▶ **Data supplied**:
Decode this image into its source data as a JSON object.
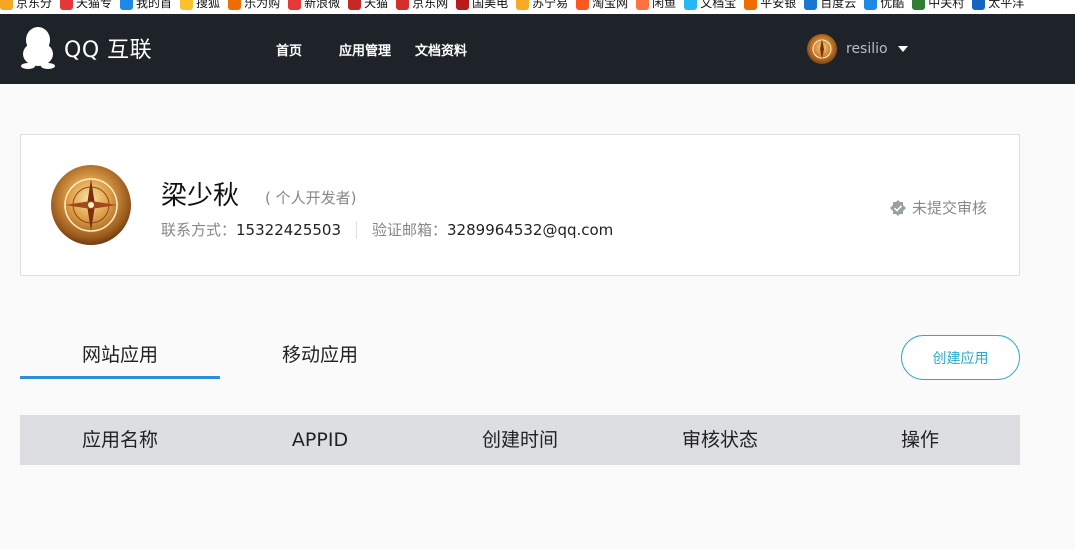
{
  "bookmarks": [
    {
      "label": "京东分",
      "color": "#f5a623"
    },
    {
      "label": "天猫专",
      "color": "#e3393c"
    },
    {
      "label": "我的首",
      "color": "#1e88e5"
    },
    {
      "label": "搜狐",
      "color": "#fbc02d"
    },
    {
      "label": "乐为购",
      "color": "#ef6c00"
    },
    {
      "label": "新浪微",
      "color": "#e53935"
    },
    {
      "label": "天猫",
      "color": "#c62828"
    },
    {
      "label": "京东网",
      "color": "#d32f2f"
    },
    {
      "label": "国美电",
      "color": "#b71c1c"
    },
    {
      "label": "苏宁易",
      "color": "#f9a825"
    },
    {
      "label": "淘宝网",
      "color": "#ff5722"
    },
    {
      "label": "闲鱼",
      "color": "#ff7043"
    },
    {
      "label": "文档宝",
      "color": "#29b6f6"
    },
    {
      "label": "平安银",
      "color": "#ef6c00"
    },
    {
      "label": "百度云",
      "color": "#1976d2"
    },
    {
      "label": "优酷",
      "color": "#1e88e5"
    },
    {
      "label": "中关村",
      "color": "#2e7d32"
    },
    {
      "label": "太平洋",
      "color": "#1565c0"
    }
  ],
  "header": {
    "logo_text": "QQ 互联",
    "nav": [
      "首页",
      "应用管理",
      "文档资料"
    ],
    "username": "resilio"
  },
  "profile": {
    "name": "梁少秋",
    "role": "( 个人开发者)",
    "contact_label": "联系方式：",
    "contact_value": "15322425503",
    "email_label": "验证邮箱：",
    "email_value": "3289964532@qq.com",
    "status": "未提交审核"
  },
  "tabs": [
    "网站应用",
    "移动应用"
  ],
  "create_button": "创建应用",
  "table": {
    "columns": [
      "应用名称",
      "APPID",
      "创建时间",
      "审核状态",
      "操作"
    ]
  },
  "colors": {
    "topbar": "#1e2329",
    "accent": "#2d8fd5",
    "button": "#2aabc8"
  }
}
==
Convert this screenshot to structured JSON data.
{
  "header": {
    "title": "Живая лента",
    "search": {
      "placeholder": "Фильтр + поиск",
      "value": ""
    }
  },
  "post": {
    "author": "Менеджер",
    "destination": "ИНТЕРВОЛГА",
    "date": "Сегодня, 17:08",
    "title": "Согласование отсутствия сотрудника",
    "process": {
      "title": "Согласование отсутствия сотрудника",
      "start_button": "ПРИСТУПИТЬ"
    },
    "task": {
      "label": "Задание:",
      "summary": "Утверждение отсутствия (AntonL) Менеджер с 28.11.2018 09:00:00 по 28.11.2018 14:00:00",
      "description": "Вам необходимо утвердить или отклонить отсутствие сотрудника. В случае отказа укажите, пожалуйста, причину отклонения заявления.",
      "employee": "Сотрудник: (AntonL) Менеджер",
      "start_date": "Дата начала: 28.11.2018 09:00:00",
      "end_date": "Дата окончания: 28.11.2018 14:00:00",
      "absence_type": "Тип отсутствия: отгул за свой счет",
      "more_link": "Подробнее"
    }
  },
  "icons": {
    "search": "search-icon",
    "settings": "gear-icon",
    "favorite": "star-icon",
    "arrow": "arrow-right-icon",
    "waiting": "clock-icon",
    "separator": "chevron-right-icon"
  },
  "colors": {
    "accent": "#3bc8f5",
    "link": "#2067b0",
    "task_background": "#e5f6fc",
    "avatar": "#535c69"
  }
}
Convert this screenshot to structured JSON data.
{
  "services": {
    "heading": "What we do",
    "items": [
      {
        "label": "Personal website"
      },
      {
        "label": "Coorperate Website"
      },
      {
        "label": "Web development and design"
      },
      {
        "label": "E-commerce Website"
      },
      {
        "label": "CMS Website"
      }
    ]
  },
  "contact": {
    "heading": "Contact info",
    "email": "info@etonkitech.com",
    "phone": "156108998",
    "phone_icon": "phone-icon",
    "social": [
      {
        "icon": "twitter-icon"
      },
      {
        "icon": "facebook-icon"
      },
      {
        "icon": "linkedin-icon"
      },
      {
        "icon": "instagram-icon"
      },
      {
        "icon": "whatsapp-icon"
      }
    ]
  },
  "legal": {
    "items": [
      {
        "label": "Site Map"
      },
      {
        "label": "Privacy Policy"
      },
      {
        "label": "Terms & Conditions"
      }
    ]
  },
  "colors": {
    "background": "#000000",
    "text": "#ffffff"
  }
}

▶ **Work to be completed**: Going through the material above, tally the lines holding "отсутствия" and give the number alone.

▶ **Exercise response**: 4